He doesn’t remember the two weeks after the race. Six weeks on and he is still mostly bed-ridden. His memory goes in and out. His brain is playing tricks on him. But he is expected to make a full recovery. Upon reading this many people would think, ‘that’s it, no more motorcycle racing.’ That didn’t even come up. He just said it’d be awhile before he can race again. We both know he will.
Jure Robic won Race Across America 5 times. He was killed this year while cycling near his home in Slovenia (photo and more here).
It reminds me of a tragic BMX crash when I was a teenager. A local rider named Jeff Crawn (video) broke his fork on a routine box jump at a skatepark. He hit the ground hard enough to paralyze him. He remains paralyzed today. My friend Taj Mihelich witnessed it and later wrote how he didn’t know what to do. His friend was taken away in an ambulance and would never walk again from riding BMX. Yet the only thing he knew to do was to keep riding, which he did. What would you do?
Everything has risk. Driving in a car. Living in a city. Being a political activist. Being an environmental activist. We can be killed (or injured or jailed…) at any time and there’s only so much that we can do. After I spoke with Mark and when I think about Jeff it makes me want to hide in my bed. The world is dangerous and the risk of death is very real, every day. Then after awhile that fear turns to motivation. Because death is so real it makes me want to live more. It takes a lot of courage to be honest about the risks we face every day and to still take them. Most people are frozen by these very real fears. The people who do amazing things are not without fear, but understand it and use it as motivation. I have some crazy ideas for 2011, some with real risk. For my physical and mental health I have to understand these risks AND take them. It’s the only way to truly live and I’d be miserable if I didn’t do them. The death and injuries I know about force me to be as careful as possible, to always appreciate my health, and appreciate having the ability to do what I do.

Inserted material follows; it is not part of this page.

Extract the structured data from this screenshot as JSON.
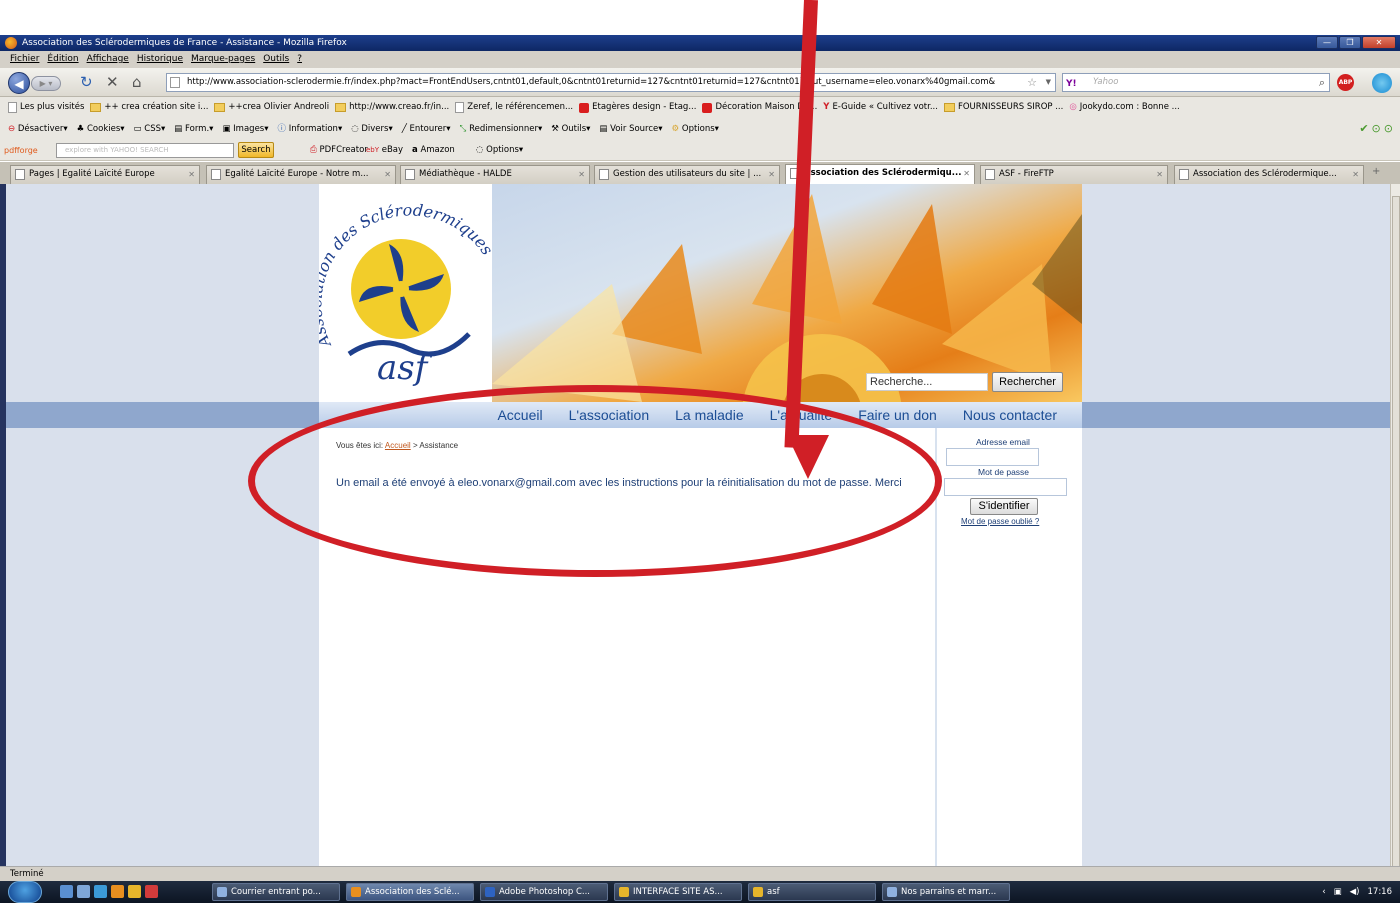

I wish you the best in doing the same. Thanks for reading and happy 2011.
Ps. You can donate to Mark’s medical bills here.